Inclusive Design: Color Contrast on Your Website

· 279 words · 2 minute read

Design plays an important role in usability and accessibility.

One of the most important aspects of accessible design is color contrast. If your audience struggles to read it due to poor color contrast, your message could be lost.

Color contrast refers to the difference in light between font (or anything in the foreground) and its background. The higher the contrast, the more legible the text is. This is particularly important for individuals with visual impairments, including color blindness and low vision.

The Web Content Accessibility Guidelines (WCAG) provide a standard measure for color contrast. They recommend a contrast ratio of at least 4.5:1 for normal text and 3:1 for large text (18.66px and bold or 24px and not bold).

To meet this standard:

1. Basics of Color Theory

A fundamental understanding of color theory can be helpful. Colors close to each other on the color wheel (like different shades of blue) have lower contrast, while colors on opposite sides (like blue and orange) have higher contrast.

2. Online Tools

There are numerous online tools that can calculate the contrast ratio for you. Simply input your foreground and background colors, and these tools will give you a contrast ratio. Check the WebAIM’s Contrast Checker.

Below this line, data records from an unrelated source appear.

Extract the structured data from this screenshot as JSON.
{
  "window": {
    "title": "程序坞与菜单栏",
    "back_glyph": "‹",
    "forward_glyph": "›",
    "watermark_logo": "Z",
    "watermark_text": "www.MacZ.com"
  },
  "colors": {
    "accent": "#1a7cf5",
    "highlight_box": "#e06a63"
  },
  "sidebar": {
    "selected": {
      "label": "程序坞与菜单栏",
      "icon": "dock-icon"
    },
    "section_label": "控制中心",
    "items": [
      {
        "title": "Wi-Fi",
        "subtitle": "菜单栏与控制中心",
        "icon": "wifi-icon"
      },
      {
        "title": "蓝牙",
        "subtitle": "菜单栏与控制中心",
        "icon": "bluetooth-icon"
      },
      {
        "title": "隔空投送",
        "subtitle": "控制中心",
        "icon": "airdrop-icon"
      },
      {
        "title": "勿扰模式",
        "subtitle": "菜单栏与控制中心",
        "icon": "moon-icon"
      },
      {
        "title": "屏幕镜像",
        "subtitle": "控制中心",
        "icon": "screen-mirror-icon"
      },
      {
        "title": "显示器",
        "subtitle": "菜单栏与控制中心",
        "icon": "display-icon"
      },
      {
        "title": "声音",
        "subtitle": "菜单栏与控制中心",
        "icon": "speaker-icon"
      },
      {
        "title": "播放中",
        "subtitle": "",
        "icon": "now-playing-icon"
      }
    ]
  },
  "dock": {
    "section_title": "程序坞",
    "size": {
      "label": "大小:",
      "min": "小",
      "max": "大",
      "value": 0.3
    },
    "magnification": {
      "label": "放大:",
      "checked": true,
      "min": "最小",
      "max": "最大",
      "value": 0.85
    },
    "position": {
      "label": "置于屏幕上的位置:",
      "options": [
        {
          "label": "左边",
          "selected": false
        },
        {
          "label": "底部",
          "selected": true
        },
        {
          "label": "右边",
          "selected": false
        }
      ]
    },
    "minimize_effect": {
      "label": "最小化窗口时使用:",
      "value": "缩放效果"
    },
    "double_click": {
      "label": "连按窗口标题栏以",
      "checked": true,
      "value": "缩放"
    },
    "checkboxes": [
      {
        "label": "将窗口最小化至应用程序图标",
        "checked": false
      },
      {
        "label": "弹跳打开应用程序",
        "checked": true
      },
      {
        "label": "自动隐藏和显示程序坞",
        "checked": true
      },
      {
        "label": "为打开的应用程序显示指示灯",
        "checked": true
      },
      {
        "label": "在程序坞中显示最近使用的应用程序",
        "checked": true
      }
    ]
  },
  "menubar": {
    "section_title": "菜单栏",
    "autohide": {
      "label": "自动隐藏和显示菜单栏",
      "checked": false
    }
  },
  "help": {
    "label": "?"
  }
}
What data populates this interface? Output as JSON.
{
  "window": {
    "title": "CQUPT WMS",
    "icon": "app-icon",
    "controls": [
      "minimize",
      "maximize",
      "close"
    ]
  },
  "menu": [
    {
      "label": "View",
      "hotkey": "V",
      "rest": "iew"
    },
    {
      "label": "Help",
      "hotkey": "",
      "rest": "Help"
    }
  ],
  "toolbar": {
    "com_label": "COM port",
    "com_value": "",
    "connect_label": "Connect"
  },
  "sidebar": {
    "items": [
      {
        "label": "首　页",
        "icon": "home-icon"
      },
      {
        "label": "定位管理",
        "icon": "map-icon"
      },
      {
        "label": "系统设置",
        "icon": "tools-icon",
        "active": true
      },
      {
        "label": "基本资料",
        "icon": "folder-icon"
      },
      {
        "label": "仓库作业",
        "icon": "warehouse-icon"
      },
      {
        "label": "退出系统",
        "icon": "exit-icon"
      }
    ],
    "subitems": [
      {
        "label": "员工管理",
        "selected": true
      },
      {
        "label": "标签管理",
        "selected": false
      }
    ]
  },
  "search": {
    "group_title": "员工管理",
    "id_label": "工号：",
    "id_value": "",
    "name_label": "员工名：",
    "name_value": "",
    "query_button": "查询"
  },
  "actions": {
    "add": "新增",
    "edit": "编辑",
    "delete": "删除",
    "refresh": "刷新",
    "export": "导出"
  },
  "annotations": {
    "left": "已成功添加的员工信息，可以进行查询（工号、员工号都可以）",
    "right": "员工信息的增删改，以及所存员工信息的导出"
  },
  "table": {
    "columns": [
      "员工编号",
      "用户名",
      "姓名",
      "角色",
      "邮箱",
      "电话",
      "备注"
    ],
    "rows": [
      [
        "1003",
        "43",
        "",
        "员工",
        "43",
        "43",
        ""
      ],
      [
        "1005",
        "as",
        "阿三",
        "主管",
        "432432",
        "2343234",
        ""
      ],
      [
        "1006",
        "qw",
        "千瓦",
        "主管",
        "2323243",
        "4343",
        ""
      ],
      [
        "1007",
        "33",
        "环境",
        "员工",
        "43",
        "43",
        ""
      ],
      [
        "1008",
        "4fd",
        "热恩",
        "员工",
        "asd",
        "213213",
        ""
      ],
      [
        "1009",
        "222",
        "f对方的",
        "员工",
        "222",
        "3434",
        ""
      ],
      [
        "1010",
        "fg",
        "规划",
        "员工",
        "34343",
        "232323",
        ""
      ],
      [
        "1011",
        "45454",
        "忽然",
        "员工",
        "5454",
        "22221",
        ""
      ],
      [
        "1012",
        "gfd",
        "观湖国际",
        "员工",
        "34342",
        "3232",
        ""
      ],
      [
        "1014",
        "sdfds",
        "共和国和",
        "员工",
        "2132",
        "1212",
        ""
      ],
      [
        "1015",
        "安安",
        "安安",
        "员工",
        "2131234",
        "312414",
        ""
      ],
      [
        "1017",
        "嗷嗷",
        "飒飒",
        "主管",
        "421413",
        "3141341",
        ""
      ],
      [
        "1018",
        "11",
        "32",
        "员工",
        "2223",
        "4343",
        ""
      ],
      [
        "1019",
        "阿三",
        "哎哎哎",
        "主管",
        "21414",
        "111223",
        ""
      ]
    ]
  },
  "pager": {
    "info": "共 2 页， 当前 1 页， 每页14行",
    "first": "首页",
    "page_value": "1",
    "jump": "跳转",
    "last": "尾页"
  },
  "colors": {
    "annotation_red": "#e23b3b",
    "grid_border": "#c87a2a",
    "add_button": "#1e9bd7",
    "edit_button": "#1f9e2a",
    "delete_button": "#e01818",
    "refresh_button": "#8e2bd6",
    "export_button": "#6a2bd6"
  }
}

3. Implement Changes logically

When adjusting the color contrast on your website, balance between accessibility and design.

  1. Web Accessibility, a short introduction
  2. Understanding the Power of Semantic HTML Tags for Web Accessibility
  3. Mastering ARIA: Harnessing the Power of Accessible Rich Internet Applications
  4. Inclusive Design: A Guide to Implementing Adequate Color Contrast on Your Website
  5. Accessible Navigation: The Importance of Keyboard Navigation and How to Implement It
  6. Auditory Accessibility: Incorporating Captions and Audio Descriptions in Multimedia Content